Founded in 1975, the National Association of Hispanic Nurses (NAHN) filled a gap in the country’s medical community by offering a resource for nurses of Hispanic descent.
Through the organization, Hispanic nurses found the means to collaborate with one another, identify barriers to health care in the Hispanic community in the U.S., advocate for Hispanic-related health care policies, and promote the recruitment of Hispanic students into nursing programs.
Now, NAHN continues to provide those valuable services along with many others, including scholarships to Hispanic nursing students who demonstrate promise of professional contributions to the nursing profession and who have the potential to act as role models for others entering the field.
“NAHN’s mission is two-fold,” Celia Trigo Besore, Executive Director and CEO of the National Association of Hispanic Nurses, told Saludify. “As a professional nursing society, NAHN exists to promote and increase the educational opportunities, the professionalism and the leadership opportunities of our nurses. NAHN’s second mission is to improve the health condition of the Hispanic Community.”
Besore adds there is a great need for more nurses in the U.S. overall. While Hispanics make up 16.7 percent of the nation’s population according to the most recent Census, only about 4 percent of Registered Nurses (RN) are Hispanics.
“When you pair the need of additional nurses with [these] statistics, as well as the expected growth of Hispanics as a percentage of the U.S. population, it is clear that there is a great need of nurses who are able to deliver culturally-sensitive health care,” she said.
Hispanic nurses and culturally relevant care
The nursing shortage is especially critical for Hispanics, a group that feels the lack of culturally relevant care in almost all avenues of medicine.
According to The American Medical Association Physician Masterfile and U.S Census data, Hispanics are not only underrepresented in the nursing profession, but only make up 5 percent of physicians. Not only are fewer Hispanics pursuing medical careers, but as a whole the Hispanic population is classified as underserved, meaning there are typically more than 2,000 people per doctor in Hispanic communities.
These health care disparities are part of the reason NAHN strives to recruit Hispanic students into the nursing profession while also providing those already on the career path a way to stay culturally connected.

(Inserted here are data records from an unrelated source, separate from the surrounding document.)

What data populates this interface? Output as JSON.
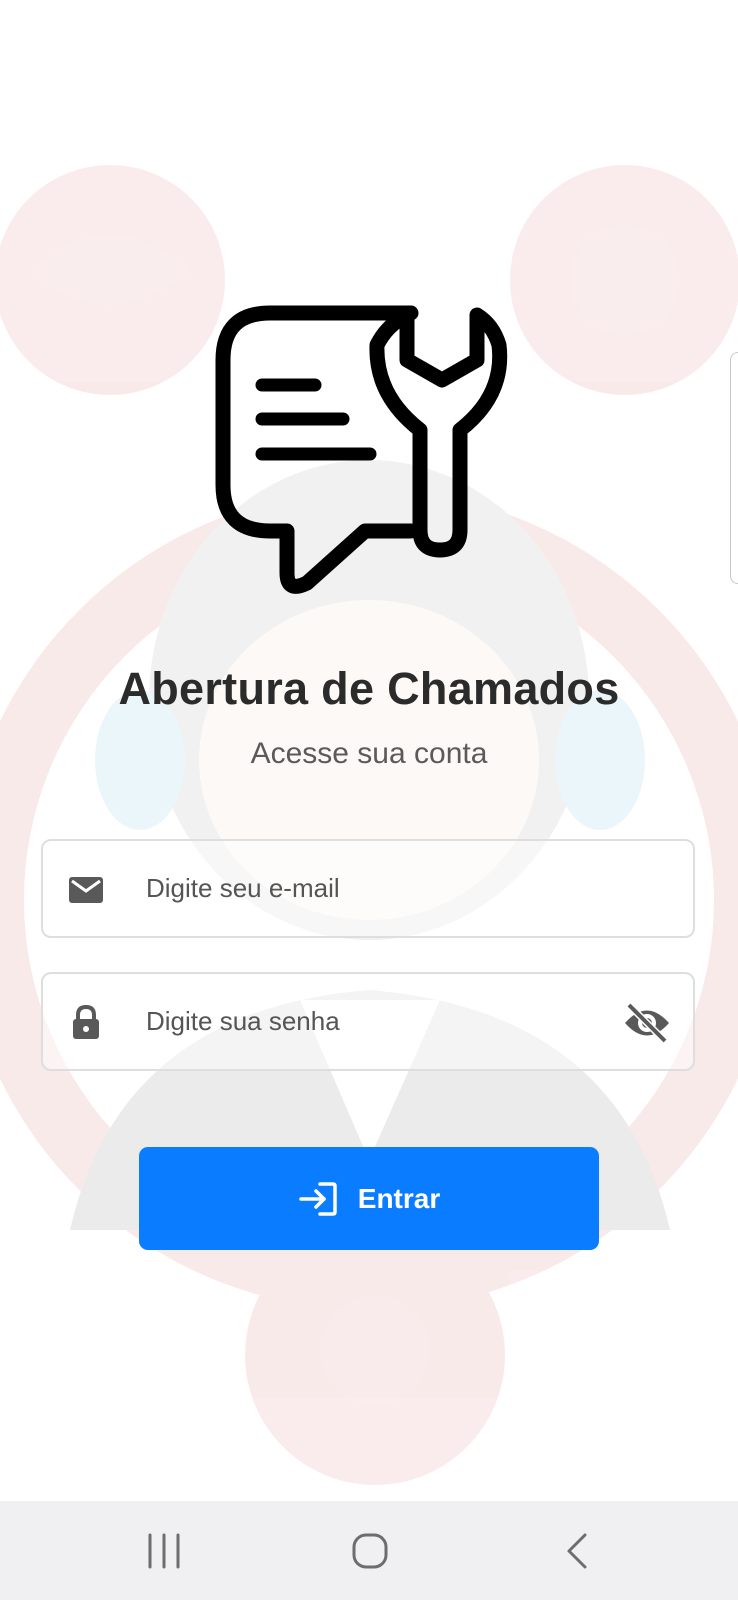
{
  "app": {
    "title": "Abertura de Chamados",
    "subtitle": "Acesse sua conta"
  },
  "form": {
    "email": {
      "placeholder": "Digite seu e-mail",
      "icon": "mail-icon",
      "value": ""
    },
    "password": {
      "placeholder": "Digite sua senha",
      "icon": "lock-icon",
      "toggle_icon": "eye-off-icon",
      "value": ""
    },
    "submit": {
      "label": "Entrar",
      "icon": "login-icon"
    }
  },
  "navbar": {
    "items": [
      "recent-apps",
      "home",
      "back"
    ]
  },
  "colors": {
    "primary": "#0a7cff",
    "title": "#2b2b2b",
    "subtitle": "#5a5a5a",
    "field_border": "#dedede",
    "background_art": "#c62828"
  }
}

Hispanic nurses who become members of NAHN gain access to the many benefits of the organization including:
- Networking with other Hispanic medical professionals
- Continuing education opportunities
- Reduced medical conference fees
- Subscriptions to quarterly journals and newsletters
- Opportunities to be involved with health care policies on the local and national level
- Scholarship opportunities
- A support network of individuals in the same field and from the same cultural background
While NAHN has been around for decades, the organization continues to focus on the importance of increasing the number of Hispanic nurses in the United States, and Besore offers the following advice to aspiring Hispanic nurses:
“Nursing is a wonderful profession,” she told Saludify. “Not only does it provide you with a good and much needed career, but you will be directly helping people lead better lives. Don’t let anyone discourage you from pursuing your dream. We invite you to join NAHN when you start your nursing career since ‘en la unión, está la fuerza.’ (‘There is strength in numbers.’)”